What is required –
Which lines of the listing hold the string "icon"? Copy those lines.

Data excerpts –
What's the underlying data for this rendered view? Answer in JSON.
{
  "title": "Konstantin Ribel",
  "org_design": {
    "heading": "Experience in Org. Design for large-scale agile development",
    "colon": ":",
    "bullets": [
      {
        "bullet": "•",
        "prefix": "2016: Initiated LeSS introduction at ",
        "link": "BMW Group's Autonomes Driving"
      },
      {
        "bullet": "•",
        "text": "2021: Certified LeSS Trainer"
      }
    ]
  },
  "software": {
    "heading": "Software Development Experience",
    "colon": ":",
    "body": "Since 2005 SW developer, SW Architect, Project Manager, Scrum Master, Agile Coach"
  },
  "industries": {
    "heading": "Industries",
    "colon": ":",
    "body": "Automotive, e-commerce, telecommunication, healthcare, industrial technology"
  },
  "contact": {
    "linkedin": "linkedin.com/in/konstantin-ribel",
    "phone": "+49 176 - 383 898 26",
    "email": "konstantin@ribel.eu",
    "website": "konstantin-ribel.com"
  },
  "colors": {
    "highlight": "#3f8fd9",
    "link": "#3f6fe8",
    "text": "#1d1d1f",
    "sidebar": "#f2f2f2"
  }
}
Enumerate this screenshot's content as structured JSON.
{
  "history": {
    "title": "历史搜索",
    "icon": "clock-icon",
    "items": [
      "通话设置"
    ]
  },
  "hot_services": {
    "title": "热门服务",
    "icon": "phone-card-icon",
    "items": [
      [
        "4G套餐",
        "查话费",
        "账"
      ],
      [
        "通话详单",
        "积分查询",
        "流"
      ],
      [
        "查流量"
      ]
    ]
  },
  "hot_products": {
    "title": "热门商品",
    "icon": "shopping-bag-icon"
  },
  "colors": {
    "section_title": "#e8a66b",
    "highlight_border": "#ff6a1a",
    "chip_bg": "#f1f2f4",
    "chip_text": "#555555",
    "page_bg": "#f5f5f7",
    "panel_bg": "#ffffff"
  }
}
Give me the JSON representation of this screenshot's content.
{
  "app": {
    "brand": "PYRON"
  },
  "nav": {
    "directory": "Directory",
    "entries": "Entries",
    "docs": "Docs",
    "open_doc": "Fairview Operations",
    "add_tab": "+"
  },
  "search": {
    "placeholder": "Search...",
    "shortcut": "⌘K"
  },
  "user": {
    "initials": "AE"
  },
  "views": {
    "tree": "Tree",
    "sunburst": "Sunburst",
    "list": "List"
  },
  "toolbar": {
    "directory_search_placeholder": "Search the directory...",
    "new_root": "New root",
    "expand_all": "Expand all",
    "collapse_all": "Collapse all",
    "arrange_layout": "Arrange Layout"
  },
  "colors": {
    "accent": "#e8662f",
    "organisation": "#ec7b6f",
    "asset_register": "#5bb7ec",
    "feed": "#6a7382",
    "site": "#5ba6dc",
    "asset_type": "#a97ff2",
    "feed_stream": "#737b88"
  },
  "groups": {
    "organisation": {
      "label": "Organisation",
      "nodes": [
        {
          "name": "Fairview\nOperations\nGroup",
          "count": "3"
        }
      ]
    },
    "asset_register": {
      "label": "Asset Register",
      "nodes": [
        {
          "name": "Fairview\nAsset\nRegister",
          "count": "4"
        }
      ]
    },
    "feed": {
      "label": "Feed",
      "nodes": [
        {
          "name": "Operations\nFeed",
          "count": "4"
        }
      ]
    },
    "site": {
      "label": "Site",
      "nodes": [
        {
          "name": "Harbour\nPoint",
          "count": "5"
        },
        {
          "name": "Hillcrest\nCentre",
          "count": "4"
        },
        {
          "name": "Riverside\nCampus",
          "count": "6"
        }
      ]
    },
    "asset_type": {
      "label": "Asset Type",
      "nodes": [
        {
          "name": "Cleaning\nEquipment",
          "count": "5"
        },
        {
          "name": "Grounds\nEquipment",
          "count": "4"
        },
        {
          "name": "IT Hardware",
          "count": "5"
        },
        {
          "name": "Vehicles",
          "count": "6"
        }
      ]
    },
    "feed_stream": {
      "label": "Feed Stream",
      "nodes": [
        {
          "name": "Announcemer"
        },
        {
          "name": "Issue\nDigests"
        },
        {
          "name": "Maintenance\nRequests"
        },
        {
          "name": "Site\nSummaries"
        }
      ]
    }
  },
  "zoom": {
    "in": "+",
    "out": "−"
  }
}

Solution to this problem –
    "icon": "clock-icon",
    "icon": "phone-card-icon",
    "icon": "shopping-bag-icon"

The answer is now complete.